KANSAS CITY, Mo. -- It was almost 5 p.m. Lisa Wendell was on her way home from work. She just pulled into a major intersection at Blue Parkway and Cleveland when the accident happened.

“They hit me at such a high rate of speed that it spun my car all the way around,” Wendell said.

She’s never been the same since the accident more than a year ago.

“The headaches just kept getting worse and worse,” said Wendell, whose speech and memory were also affected.

Wendell, who now needs a cane to walk, had to quit her job as a kindergarten teacher – work she had cherished for 35 years.

Attorney James Roswold said Wendell is the victim of a police chase. Roswold said more than half the people injured in high-speed pursuits are innocent bystanders.

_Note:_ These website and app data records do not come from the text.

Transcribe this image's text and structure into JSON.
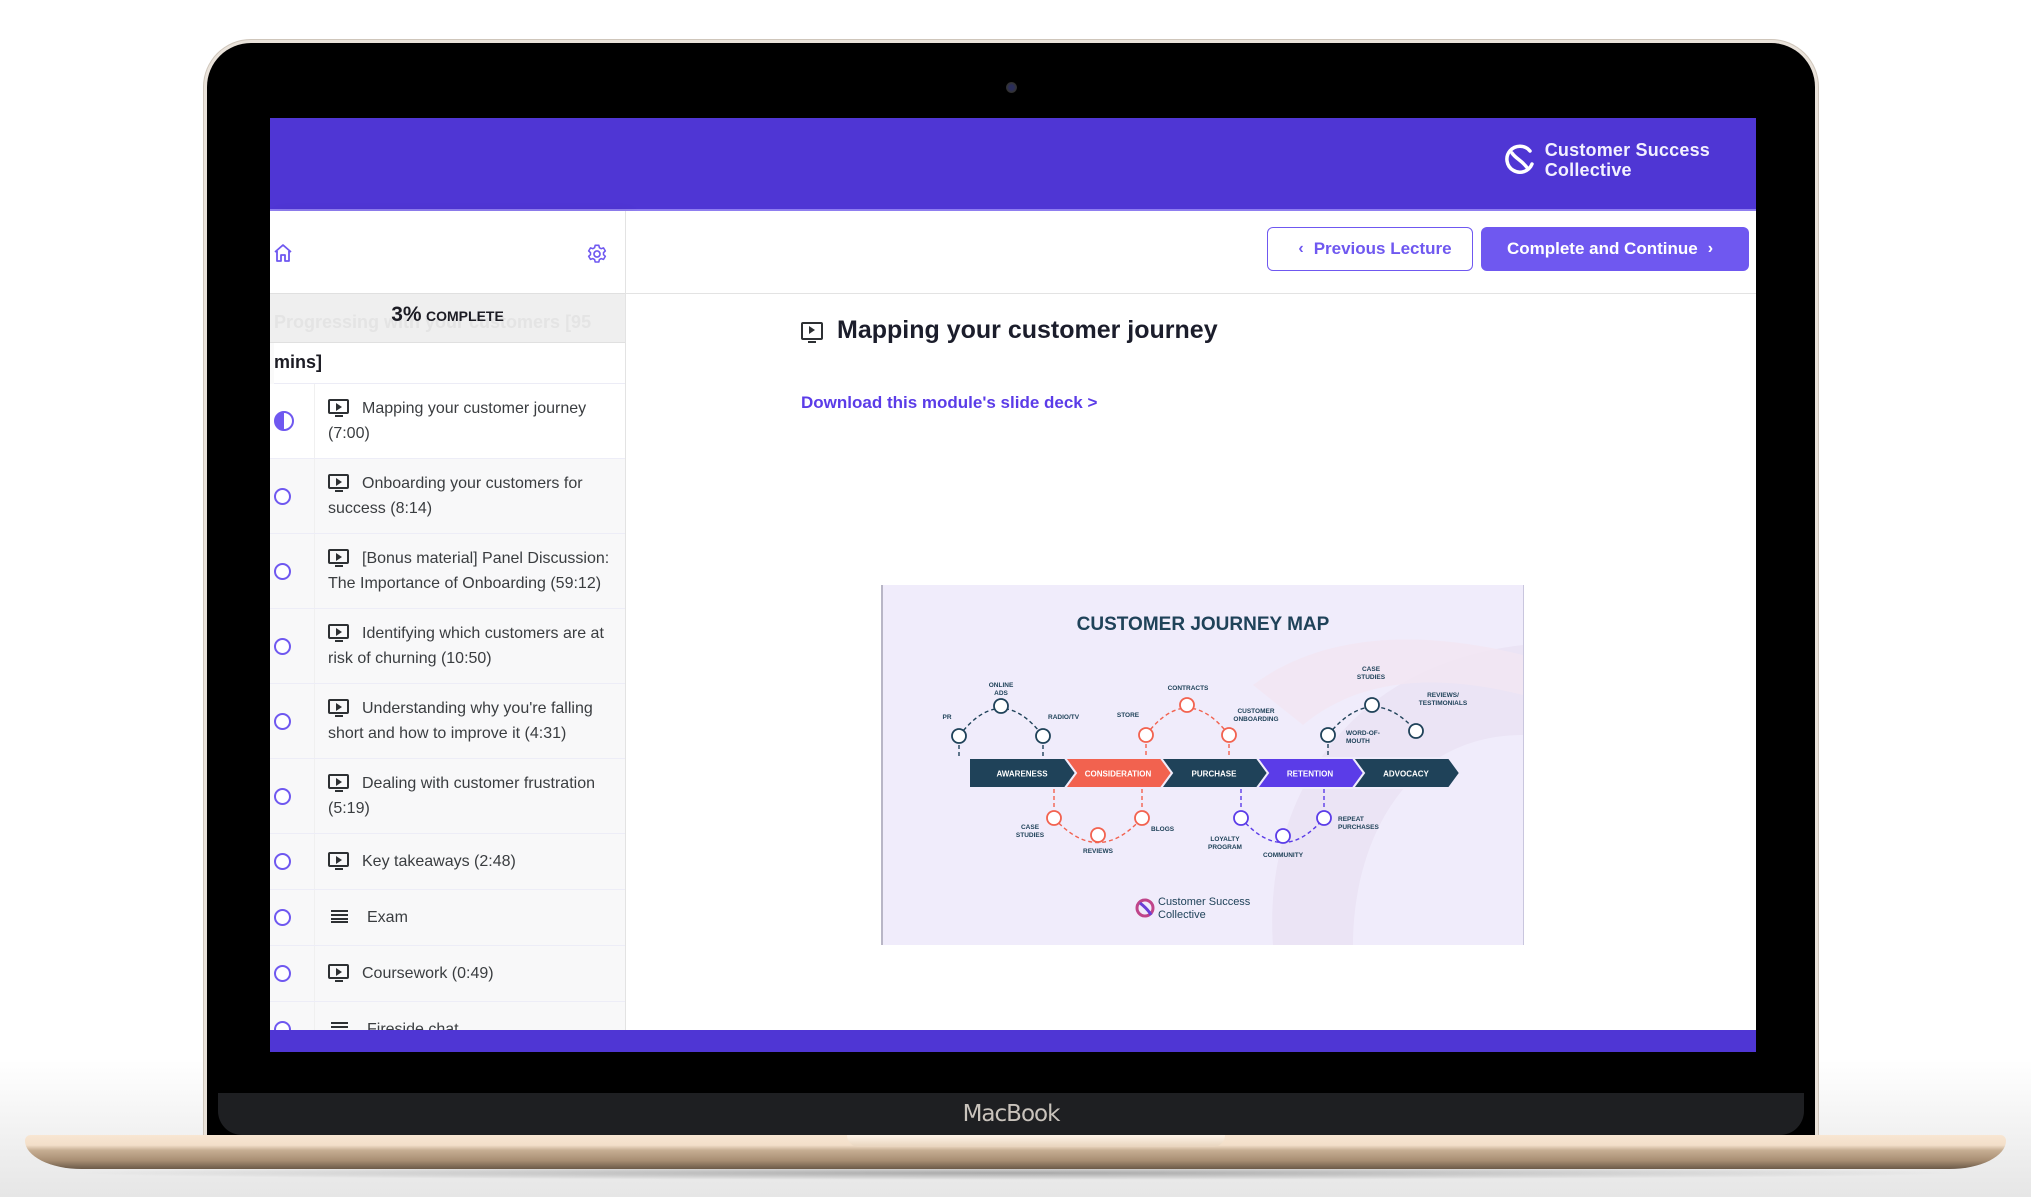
{
  "device": {
    "label": "MacBook"
  },
  "brand": {
    "line1": "Customer Success",
    "line2": "Collective"
  },
  "colors": {
    "primary": "#4f36d4",
    "accent": "#6f58f0",
    "link": "#5b3ce8",
    "navy": "#1f4259",
    "coral": "#f2624f",
    "violet": "#5b3ce8"
  },
  "sidebar": {
    "home_icon": "home-icon",
    "settings_icon": "gear-icon",
    "progress_percent": "3%",
    "progress_label": "COMPLETE",
    "section_title": "Progressing with your customers [95",
    "section_title_tail": "mins]",
    "items": [
      {
        "type": "video",
        "label": "Mapping your customer journey (7:00)",
        "status": "in-progress"
      },
      {
        "type": "video",
        "label": "Onboarding your customers for success (8:14)",
        "status": "incomplete"
      },
      {
        "type": "video",
        "label": "[Bonus material] Panel Discussion: The Importance of Onboarding (59:12)",
        "status": "incomplete"
      },
      {
        "type": "video",
        "label": "Identifying which customers are at risk of churning (10:50)",
        "status": "incomplete"
      },
      {
        "type": "video",
        "label": "Understanding why you're falling short and how to improve it (4:31)",
        "status": "incomplete"
      },
      {
        "type": "video",
        "label": "Dealing with customer frustration (5:19)",
        "status": "incomplete"
      },
      {
        "type": "video",
        "label": "Key takeaways (2:48)",
        "status": "incomplete"
      },
      {
        "type": "text",
        "label": "Exam",
        "status": "incomplete"
      },
      {
        "type": "video",
        "label": "Coursework (0:49)",
        "status": "incomplete"
      },
      {
        "type": "text",
        "label": "Fireside chat",
        "status": "incomplete"
      }
    ]
  },
  "toolbar": {
    "previous_label": "Previous Lecture",
    "next_label": "Complete and Continue"
  },
  "lecture": {
    "title": "Mapping your customer journey",
    "download_link": "Download this module's slide deck >"
  },
  "slide": {
    "title": "CUSTOMER JOURNEY MAP",
    "stages": [
      "AWARENESS",
      "CONSIDERATION",
      "PURCHASE",
      "RETENTION",
      "ADVOCACY"
    ],
    "touchpoints": {
      "awareness": [
        "PR",
        "ONLINE ADS",
        "RADIO/TV"
      ],
      "consideration_above": [
        "STORE",
        "CONTRACTS",
        "CUSTOMER ONBOARDING"
      ],
      "consideration_below": [
        "CASE STUDIES",
        "REVIEWS",
        "BLOGS"
      ],
      "retention_below": [
        "LOYALTY PROGRAM",
        "COMMUNITY",
        "REPEAT PURCHASES"
      ],
      "advocacy_above": [
        "WORD-OF- MOUTH",
        "CASE STUDIES",
        "REVIEWS/ TESTIMONIALS"
      ]
    },
    "footer_brand_line1": "Customer Success",
    "footer_brand_line2": "Collective"
  }
}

The day of Wendell’s accident, KCMO police were pursuing Marcellas Nunley who was wanted for multiple drug violations.

KC police said they had called off the chase and were no longer pursuing Nunley when he crashed into Wendell’s car.

But Wendells attorney blames the chase, saying the man who hit her would have had no need to drive recklessly through the city if police had not been pursuing him.

It’s estimated that every year more than 300 people are killed in police chases nationwide. That number includes bad guys, police and bystanders. And that doesn’t begin to count the thousands of people who are injured every year by police pursuits.

“You don't have to be anti-police to have a negative opinion on a fairly significant percentage of these high-speed chase,” Roswold said.

Research has shown that often have no impact on the crime rate.

Experts say police almost always know who they are chasing, meaning the bad guy, could always be arrested later at home or work. In addition, other tools exist allowing police to electronically tag a speeding car, allowing them to track once its stopped.

Although some departments use those tools and have greatly curtailed high-speed chases, others continue to chase for even minor offenses – such as a suspended license – putting the public at risk.

Monday night on FOX4 News at 10 p.m., Problem Solvers looks at two metro department that regularly conduct high-speed chases.

FOX4's Linda Wagar talks to experts on both sides of the issue, including a police chief who defends the practice, blaming any dangers to the community on the bad guy being chased --not the police.